Problem description: Write out the line that contains "Extract the structured", then every following line to the end of the records below, with no other lines and no changes.

Data records for software interfaces:
• • •
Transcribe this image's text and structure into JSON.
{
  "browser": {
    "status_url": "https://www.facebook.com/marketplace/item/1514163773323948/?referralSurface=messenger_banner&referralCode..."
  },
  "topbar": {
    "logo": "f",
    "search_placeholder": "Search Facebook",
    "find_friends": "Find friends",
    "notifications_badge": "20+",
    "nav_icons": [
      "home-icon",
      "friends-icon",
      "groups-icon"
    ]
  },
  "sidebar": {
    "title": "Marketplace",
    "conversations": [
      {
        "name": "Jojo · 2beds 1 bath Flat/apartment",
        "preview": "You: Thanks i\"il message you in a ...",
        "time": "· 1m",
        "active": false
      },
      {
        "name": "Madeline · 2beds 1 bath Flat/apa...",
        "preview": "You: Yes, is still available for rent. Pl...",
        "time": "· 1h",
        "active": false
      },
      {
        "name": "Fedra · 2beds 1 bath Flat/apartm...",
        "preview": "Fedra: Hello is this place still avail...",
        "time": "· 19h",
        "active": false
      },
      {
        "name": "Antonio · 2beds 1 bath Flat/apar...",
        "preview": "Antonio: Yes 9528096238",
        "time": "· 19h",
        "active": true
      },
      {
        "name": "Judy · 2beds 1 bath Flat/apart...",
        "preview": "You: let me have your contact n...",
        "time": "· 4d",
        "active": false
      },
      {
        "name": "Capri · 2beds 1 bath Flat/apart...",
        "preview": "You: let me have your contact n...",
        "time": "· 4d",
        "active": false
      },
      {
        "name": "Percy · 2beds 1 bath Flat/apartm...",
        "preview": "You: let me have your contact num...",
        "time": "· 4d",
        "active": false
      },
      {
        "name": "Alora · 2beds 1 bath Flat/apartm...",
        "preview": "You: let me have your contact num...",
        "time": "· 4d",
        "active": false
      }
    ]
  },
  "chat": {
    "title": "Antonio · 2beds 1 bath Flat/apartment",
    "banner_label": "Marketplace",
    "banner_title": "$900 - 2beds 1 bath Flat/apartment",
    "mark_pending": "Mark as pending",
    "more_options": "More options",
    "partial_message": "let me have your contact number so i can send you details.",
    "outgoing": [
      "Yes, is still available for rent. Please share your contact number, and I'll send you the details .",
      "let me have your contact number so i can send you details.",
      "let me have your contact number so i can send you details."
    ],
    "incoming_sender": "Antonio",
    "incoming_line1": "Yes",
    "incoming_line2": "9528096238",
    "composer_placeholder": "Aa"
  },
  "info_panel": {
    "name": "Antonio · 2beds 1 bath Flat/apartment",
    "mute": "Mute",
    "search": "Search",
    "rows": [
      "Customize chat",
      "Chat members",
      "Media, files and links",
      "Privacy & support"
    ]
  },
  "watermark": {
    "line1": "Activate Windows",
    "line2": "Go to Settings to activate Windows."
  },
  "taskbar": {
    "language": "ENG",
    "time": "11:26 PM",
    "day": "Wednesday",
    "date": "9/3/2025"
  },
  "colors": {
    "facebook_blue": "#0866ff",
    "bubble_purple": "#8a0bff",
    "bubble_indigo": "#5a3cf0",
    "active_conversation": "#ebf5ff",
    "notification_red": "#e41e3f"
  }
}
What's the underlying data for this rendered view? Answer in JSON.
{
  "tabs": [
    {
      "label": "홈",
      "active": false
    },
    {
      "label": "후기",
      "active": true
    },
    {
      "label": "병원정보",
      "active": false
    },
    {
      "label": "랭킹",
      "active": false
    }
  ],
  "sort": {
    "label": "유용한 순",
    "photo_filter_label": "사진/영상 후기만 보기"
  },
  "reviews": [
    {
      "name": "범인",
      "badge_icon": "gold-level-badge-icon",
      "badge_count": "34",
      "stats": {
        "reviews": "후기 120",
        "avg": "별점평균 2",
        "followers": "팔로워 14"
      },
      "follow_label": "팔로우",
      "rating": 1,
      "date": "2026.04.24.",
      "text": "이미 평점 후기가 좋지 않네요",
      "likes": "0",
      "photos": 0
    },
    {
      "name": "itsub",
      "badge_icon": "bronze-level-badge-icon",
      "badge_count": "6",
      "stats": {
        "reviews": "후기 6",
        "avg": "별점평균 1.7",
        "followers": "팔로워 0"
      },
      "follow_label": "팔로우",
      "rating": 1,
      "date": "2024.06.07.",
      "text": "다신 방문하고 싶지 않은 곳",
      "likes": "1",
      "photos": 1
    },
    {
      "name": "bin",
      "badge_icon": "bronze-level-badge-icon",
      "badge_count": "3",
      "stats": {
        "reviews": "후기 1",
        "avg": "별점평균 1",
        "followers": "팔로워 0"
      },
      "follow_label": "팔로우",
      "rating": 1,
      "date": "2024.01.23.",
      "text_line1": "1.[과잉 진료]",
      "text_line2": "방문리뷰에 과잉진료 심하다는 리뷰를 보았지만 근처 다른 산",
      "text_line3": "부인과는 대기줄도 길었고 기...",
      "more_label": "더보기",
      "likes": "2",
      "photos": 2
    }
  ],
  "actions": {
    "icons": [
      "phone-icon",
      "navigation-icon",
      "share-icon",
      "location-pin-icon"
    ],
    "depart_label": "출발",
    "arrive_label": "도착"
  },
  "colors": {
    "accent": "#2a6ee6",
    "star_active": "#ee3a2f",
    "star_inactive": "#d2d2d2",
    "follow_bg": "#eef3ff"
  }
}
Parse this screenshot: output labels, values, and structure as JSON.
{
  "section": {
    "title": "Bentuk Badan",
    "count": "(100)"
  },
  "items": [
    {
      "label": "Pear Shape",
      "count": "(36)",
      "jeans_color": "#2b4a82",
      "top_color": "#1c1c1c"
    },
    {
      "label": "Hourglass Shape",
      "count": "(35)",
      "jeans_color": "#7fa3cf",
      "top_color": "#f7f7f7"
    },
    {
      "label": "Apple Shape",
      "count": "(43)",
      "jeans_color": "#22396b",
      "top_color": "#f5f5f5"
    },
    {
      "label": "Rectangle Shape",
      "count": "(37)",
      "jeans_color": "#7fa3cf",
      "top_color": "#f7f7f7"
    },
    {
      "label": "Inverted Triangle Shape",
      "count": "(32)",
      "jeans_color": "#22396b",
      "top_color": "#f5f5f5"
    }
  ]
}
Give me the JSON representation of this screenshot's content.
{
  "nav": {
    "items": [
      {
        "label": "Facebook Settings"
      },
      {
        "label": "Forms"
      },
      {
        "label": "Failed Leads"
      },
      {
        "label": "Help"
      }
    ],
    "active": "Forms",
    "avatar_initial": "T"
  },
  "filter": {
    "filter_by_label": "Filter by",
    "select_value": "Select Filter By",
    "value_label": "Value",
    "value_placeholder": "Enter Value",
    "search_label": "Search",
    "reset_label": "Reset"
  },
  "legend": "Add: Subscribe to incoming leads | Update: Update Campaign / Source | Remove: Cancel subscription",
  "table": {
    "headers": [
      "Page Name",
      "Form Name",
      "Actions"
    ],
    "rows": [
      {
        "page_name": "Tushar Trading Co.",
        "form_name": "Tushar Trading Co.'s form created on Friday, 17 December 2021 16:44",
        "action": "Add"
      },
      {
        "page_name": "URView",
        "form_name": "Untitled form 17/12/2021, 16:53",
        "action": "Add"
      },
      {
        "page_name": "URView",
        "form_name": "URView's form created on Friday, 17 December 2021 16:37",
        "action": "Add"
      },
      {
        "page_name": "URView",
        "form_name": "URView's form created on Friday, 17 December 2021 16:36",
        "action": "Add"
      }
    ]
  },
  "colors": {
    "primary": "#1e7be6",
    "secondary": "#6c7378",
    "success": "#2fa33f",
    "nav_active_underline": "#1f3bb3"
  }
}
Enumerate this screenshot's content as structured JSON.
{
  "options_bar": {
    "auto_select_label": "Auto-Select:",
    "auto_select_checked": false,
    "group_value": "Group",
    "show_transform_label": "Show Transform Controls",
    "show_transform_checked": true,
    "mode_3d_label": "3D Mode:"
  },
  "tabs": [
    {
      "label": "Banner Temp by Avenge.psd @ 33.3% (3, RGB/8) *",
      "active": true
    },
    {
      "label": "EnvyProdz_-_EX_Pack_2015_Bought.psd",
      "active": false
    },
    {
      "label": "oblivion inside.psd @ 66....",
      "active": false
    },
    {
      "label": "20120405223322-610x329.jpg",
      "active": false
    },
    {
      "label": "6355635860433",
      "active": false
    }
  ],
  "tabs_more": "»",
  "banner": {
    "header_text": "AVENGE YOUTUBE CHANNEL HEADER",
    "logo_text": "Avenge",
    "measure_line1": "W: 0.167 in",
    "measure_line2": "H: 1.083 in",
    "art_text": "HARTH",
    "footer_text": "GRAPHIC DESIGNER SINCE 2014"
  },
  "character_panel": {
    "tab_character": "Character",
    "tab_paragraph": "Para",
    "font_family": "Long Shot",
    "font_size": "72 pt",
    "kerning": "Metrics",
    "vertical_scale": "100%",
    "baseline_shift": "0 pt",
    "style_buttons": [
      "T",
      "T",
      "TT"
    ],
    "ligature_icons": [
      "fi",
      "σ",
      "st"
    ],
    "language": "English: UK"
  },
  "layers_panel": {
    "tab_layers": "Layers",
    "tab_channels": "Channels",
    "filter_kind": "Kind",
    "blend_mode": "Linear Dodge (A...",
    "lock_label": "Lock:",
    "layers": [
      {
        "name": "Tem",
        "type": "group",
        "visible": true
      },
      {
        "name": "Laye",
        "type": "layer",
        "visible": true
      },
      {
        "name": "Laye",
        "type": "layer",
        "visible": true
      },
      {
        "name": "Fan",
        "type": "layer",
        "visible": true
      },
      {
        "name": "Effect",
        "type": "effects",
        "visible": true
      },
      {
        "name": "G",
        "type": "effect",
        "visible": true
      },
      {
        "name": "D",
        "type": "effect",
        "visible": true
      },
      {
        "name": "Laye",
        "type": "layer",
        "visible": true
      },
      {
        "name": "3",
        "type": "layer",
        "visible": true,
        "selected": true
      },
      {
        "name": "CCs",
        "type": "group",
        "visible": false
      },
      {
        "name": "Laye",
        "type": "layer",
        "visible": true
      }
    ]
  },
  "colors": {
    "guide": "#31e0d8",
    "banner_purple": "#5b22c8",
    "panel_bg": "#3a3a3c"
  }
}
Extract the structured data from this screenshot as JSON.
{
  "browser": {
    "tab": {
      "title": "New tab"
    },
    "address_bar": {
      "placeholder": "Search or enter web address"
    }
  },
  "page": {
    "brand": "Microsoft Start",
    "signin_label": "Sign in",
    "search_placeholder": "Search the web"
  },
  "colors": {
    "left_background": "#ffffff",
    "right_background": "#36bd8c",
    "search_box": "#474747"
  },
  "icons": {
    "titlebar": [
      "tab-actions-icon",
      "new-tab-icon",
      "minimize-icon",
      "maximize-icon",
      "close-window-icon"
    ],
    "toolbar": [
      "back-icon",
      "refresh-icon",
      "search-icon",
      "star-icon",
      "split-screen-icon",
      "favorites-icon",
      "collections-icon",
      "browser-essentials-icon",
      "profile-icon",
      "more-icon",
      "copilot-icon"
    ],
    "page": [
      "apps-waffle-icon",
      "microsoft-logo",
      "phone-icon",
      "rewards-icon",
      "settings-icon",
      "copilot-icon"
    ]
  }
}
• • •
Task response:
Extract the structured data from this screenshot as JSON.
{
  "browser": {
    "tab": {
      "title": "New tab"
    },
    "address_bar": {
      "placeholder": "Search or enter web address"
    }
  },
  "page": {
    "brand": "Microsoft Start",
    "signin_label": "Sign in",
    "search_placeholder": "Search the web"
  },
  "colors": {
    "left_background": "#ffffff",
    "right_background": "#36bd8c",
    "search_box": "#474747"
  },
  "icons": {
    "titlebar": [
      "tab-actions-icon",
      "new-tab-icon",
      "minimize-icon",
      "maximize-icon",
      "close-window-icon"
    ],
    "toolbar": [
      "back-icon",
      "refresh-icon",
      "search-icon",
      "star-icon",
      "split-screen-icon",
      "favorites-icon",
      "collections-icon",
      "browser-essentials-icon",
      "profile-icon",
      "more-icon",
      "copilot-icon"
    ],
    "page": [
      "apps-waffle-icon",
      "microsoft-logo",
      "phone-icon",
      "rewards-icon",
      "settings-icon",
      "copilot-icon"
    ]
  }
}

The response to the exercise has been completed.